On membership growth, his goal is to increase the district’s strength by 20 per cent and raise $400,000 for TRF.
Non-functional clubs worry him
Non-functional clubs worry him the most. He says that there are eight such clubs, chartered during the fag end of the last Rotary year, which do not perform at all. “They are absolutely non-functional and not installed for Rotary purpose; I will either make them vibrant or close them,” says Rajkumar Bhutoria, adding that 80 per cent of the clubs do not contribute anything to TRF. “All these are big challenges, apart from the fact that the district is vast, stretching to 1,200 km, encompassing Bikaner, Jodhpur and parts of MP too.”
His target for TRF contribution is $200,000 and for membership, a 15 per cent growth. He is confident of achieving the goals, despite his worry that he would have to close down five clubs that do not even pay their dues. “Someone else is paying for them,” he says.

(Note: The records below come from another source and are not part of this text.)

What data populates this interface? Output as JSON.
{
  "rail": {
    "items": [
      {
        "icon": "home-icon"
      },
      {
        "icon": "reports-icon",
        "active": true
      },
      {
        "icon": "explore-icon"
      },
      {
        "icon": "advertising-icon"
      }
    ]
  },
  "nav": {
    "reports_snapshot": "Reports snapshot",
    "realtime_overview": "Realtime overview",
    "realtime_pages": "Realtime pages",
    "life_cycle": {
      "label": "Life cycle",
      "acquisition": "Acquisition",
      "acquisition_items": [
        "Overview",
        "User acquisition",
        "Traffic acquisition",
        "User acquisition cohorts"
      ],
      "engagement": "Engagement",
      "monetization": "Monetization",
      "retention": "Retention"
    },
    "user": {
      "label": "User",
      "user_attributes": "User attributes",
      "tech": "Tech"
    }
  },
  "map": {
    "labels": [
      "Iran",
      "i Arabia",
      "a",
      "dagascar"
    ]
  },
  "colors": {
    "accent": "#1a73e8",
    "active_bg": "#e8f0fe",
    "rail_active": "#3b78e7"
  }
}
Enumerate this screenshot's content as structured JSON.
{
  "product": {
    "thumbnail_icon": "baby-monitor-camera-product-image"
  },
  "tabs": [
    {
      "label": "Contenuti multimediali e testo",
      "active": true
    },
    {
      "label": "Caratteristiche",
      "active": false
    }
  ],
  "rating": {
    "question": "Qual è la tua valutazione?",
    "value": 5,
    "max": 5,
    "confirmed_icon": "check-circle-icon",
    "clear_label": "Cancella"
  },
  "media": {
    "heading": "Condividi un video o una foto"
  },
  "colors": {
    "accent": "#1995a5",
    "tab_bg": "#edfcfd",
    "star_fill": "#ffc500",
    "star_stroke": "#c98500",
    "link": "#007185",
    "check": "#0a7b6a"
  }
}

Talking about projects, Bhutoria is excited that he has three global grants that will be used to transform seven schools into ‘Happy Schools’ in Jodhpur, help perform cataract surgeries in an eye hospital in Bikaner and set up a blood bank in Jodhpur. He wants to establish a blood bank in Alwar too with his team funding the project.
With Rajasthan’s history of female foeticide, Bhutoria is concentrating on creating awareness towards saving girl children. He is happy that the Neki ki diva project initiated by him has become popular in the district; people donate all kinds of articles and food items too, which are taken by the poor. He highlights a project of RC Guna, started three years ago, where pregnant women are provided free medical checkup and nutritious diet. “The government is now replicating it for the State.”
He is a Rotarian since 1985, and cherishes the moment when a 22-year-old youngster recently met and thanked him profusely. “I could not recognise him but he said that he was a student in a computer centre which I helped establish when I was the club president. Today he says that he is working in an IT firm. I am so happy that Rotary could give livelihood for the needy. That is more important,” says Bhutoria.
Safe water, his concern
He joined Rotary in 1995 on an invitation from his friends and initially loved the fellowship and fun. “Later when I got involved in the service activities, I felt whole, and more a Rotarian,” says Parvinder Jit Singh.
He plans to add 6–7 more clubs to the existing 107 clubs, having recently chartered two clubs, including an all-women’s club.
His focus projects include developing the Rotary cancer hospital in Jalandhar with better facilities and extend free treatment to more people and provide proper sanitation and water facilities in government schools. He strongly believes that schools should be equipped with safe drinking water to protect children from falling sick and therefore, he is concentrating on providing RO plants in schools.
He is confident of exceeding his district’s goal for TRF contributions.
Singh’s spouse Savrina has served as president of the Inner Wheel Club of Jalandhar Central.